### MATERIALS PROVIDED
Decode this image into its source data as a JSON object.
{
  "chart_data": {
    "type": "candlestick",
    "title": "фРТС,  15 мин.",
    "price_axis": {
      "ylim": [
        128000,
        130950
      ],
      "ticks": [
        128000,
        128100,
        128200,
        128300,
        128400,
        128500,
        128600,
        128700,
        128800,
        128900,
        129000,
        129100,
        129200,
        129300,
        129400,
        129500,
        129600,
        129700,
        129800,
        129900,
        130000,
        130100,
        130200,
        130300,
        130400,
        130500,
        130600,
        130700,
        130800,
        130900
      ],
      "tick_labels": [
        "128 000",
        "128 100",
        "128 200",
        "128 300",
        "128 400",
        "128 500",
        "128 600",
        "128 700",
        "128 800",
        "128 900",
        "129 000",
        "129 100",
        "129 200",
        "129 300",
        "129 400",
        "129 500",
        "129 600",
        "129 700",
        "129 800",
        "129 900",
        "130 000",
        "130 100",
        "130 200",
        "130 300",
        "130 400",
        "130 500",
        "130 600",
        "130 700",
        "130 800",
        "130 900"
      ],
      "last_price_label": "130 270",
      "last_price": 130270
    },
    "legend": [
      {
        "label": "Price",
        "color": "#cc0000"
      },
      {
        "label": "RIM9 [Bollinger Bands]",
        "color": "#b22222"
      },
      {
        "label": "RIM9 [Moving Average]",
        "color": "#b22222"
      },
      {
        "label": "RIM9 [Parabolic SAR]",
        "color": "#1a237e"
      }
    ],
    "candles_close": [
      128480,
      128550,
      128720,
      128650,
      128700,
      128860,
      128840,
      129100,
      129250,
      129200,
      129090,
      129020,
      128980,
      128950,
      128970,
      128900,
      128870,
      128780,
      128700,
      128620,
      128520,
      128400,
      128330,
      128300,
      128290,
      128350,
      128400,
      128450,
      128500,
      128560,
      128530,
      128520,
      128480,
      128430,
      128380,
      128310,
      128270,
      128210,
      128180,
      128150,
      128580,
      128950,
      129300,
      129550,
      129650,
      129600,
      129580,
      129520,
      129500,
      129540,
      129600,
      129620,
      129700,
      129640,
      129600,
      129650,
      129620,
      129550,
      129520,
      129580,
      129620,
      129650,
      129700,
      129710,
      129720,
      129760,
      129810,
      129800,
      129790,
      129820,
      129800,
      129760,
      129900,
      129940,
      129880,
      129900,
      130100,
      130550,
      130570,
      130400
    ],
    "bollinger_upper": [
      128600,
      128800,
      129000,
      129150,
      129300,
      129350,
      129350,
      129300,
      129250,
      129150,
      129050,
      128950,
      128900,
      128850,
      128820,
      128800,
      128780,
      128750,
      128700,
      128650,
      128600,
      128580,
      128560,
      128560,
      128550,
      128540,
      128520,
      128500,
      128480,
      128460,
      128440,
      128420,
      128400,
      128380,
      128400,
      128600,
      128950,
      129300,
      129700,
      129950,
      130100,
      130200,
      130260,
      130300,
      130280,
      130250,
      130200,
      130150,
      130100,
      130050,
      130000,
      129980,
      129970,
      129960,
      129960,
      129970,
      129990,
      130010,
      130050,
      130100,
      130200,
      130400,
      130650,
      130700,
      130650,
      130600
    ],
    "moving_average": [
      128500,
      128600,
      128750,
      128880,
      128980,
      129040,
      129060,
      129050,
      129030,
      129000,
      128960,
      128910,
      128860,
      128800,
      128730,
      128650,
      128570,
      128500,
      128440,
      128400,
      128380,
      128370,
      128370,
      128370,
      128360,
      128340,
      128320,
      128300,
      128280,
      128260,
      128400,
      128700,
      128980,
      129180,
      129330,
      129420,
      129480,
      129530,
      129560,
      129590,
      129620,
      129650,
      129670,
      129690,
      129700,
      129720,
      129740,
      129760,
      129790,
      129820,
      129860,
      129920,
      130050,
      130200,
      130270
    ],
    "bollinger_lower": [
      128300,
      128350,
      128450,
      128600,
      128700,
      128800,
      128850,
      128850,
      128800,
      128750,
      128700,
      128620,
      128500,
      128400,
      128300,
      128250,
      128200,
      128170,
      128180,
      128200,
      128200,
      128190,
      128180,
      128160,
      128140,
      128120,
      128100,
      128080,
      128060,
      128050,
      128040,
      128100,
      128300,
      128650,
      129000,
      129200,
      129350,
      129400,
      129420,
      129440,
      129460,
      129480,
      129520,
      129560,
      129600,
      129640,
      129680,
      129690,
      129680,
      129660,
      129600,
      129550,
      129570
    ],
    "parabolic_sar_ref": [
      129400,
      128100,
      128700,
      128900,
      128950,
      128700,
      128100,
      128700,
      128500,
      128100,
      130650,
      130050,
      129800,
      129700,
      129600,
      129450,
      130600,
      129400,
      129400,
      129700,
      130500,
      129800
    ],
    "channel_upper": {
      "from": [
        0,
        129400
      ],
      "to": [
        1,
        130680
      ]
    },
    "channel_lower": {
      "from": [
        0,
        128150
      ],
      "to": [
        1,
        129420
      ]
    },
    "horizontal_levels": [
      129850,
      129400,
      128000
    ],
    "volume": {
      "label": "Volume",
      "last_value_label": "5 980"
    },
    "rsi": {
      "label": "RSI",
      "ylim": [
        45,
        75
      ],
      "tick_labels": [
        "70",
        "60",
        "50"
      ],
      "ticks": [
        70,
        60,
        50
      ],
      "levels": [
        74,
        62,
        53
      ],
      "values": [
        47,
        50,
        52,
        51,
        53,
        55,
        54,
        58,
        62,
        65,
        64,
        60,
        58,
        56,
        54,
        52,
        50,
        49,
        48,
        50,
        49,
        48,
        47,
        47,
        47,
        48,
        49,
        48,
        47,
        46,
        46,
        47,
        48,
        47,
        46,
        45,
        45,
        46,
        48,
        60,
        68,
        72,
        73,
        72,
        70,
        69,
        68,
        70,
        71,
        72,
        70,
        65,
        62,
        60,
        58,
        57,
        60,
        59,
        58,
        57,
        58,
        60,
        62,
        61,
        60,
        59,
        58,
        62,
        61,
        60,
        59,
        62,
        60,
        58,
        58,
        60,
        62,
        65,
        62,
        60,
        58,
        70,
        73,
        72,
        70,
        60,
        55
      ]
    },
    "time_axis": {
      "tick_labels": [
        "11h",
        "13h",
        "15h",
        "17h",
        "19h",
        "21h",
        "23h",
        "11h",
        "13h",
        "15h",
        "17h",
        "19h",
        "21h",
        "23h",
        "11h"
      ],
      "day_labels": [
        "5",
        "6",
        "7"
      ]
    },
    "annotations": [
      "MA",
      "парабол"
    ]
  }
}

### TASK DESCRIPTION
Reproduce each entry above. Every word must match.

### FINISHED TASK
Decode this image into its source data as a JSON object.
{
  "chart_data": {
    "type": "candlestick",
    "title": "фРТС,  15 мин.",
    "price_axis": {
      "ylim": [
        128000,
        130950
      ],
      "ticks": [
        128000,
        128100,
        128200,
        128300,
        128400,
        128500,
        128600,
        128700,
        128800,
        128900,
        129000,
        129100,
        129200,
        129300,
        129400,
        129500,
        129600,
        129700,
        129800,
        129900,
        130000,
        130100,
        130200,
        130300,
        130400,
        130500,
        130600,
        130700,
        130800,
        130900
      ],
      "tick_labels": [
        "128 000",
        "128 100",
        "128 200",
        "128 300",
        "128 400",
        "128 500",
        "128 600",
        "128 700",
        "128 800",
        "128 900",
        "129 000",
        "129 100",
        "129 200",
        "129 300",
        "129 400",
        "129 500",
        "129 600",
        "129 700",
        "129 800",
        "129 900",
        "130 000",
        "130 100",
        "130 200",
        "130 300",
        "130 400",
        "130 500",
        "130 600",
        "130 700",
        "130 800",
        "130 900"
      ],
      "last_price_label": "130 270",
      "last_price": 130270
    },
    "legend": [
      {
        "label": "Price",
        "color": "#cc0000"
      },
      {
        "label": "RIM9 [Bollinger Bands]",
        "color": "#b22222"
      },
      {
        "label": "RIM9 [Moving Average]",
        "color": "#b22222"
      },
      {
        "label": "RIM9 [Parabolic SAR]",
        "color": "#1a237e"
      }
    ],
    "candles_close": [
      128480,
      128550,
      128720,
      128650,
      128700,
      128860,
      128840,
      129100,
      129250,
      129200,
      129090,
      129020,
      128980,
      128950,
      128970,
      128900,
      128870,
      128780,
      128700,
      128620,
      128520,
      128400,
      128330,
      128300,
      128290,
      128350,
      128400,
      128450,
      128500,
      128560,
      128530,
      128520,
      128480,
      128430,
      128380,
      128310,
      128270,
      128210,
      128180,
      128150,
      128580,
      128950,
      129300,
      129550,
      129650,
      129600,
      129580,
      129520,
      129500,
      129540,
      129600,
      129620,
      129700,
      129640,
      129600,
      129650,
      129620,
      129550,
      129520,
      129580,
      129620,
      129650,
      129700,
      129710,
      129720,
      129760,
      129810,
      129800,
      129790,
      129820,
      129800,
      129760,
      129900,
      129940,
      129880,
      129900,
      130100,
      130550,
      130570,
      130400
    ],
    "bollinger_upper": [
      128600,
      128800,
      129000,
      129150,
      129300,
      129350,
      129350,
      129300,
      129250,
      129150,
      129050,
      128950,
      128900,
      128850,
      128820,
      128800,
      128780,
      128750,
      128700,
      128650,
      128600,
      128580,
      128560,
      128560,
      128550,
      128540,
      128520,
      128500,
      128480,
      128460,
      128440,
      128420,
      128400,
      128380,
      128400,
      128600,
      128950,
      129300,
      129700,
      129950,
      130100,
      130200,
      130260,
      130300,
      130280,
      130250,
      130200,
      130150,
      130100,
      130050,
      130000,
      129980,
      129970,
      129960,
      129960,
      129970,
      129990,
      130010,
      130050,
      130100,
      130200,
      130400,
      130650,
      130700,
      130650,
      130600
    ],
    "moving_average": [
      128500,
      128600,
      128750,
      128880,
      128980,
      129040,
      129060,
      129050,
      129030,
      129000,
      128960,
      128910,
      128860,
      128800,
      128730,
      128650,
      128570,
      128500,
      128440,
      128400,
      128380,
      128370,
      128370,
      128370,
      128360,
      128340,
      128320,
      128300,
      128280,
      128260,
      128400,
      128700,
      128980,
      129180,
      129330,
      129420,
      129480,
      129530,
      129560,
      129590,
      129620,
      129650,
      129670,
      129690,
      129700,
      129720,
      129740,
      129760,
      129790,
      129820,
      129860,
      129920,
      130050,
      130200,
      130270
    ],
    "bollinger_lower": [
      128300,
      128350,
      128450,
      128600,
      128700,
      128800,
      128850,
      128850,
      128800,
      128750,
      128700,
      128620,
      128500,
      128400,
      128300,
      128250,
      128200,
      128170,
      128180,
      128200,
      128200,
      128190,
      128180,
      128160,
      128140,
      128120,
      128100,
      128080,
      128060,
      128050,
      128040,
      128100,
      128300,
      128650,
      129000,
      129200,
      129350,
      129400,
      129420,
      129440,
      129460,
      129480,
      129520,
      129560,
      129600,
      129640,
      129680,
      129690,
      129680,
      129660,
      129600,
      129550,
      129570
    ],
    "parabolic_sar_ref": [
      129400,
      128100,
      128700,
      128900,
      128950,
      128700,
      128100,
      128700,
      128500,
      128100,
      130650,
      130050,
      129800,
      129700,
      129600,
      129450,
      130600,
      129400,
      129400,
      129700,
      130500,
      129800
    ],
    "channel_upper": {
      "from": [
        0,
        129400
      ],
      "to": [
        1,
        130680
      ]
    },
    "channel_lower": {
      "from": [
        0,
        128150
      ],
      "to": [
        1,
        129420
      ]
    },
    "horizontal_levels": [
      129850,
      129400,
      128000
    ],
    "volume": {
      "label": "Volume",
      "last_value_label": "5 980"
    },
    "rsi": {
      "label": "RSI",
      "ylim": [
        45,
        75
      ],
      "tick_labels": [
        "70",
        "60",
        "50"
      ],
      "ticks": [
        70,
        60,
        50
      ],
      "levels": [
        74,
        62,
        53
      ],
      "values": [
        47,
        50,
        52,
        51,
        53,
        55,
        54,
        58,
        62,
        65,
        64,
        60,
        58,
        56,
        54,
        52,
        50,
        49,
        48,
        50,
        49,
        48,
        47,
        47,
        47,
        48,
        49,
        48,
        47,
        46,
        46,
        47,
        48,
        47,
        46,
        45,
        45,
        46,
        48,
        60,
        68,
        72,
        73,
        72,
        70,
        69,
        68,
        70,
        71,
        72,
        70,
        65,
        62,
        60,
        58,
        57,
        60,
        59,
        58,
        57,
        58,
        60,
        62,
        61,
        60,
        59,
        58,
        62,
        61,
        60,
        59,
        62,
        60,
        58,
        58,
        60,
        62,
        65,
        62,
        60,
        58,
        70,
        73,
        72,
        70,
        60,
        55
      ]
    },
    "time_axis": {
      "tick_labels": [
        "11h",
        "13h",
        "15h",
        "17h",
        "19h",
        "21h",
        "23h",
        "11h",
        "13h",
        "15h",
        "17h",
        "19h",
        "21h",
        "23h",
        "11h"
      ],
      "day_labels": [
        "5",
        "6",
        "7"
      ]
    },
    "annotations": [
      "MA",
      "парабол"
    ]
  }
}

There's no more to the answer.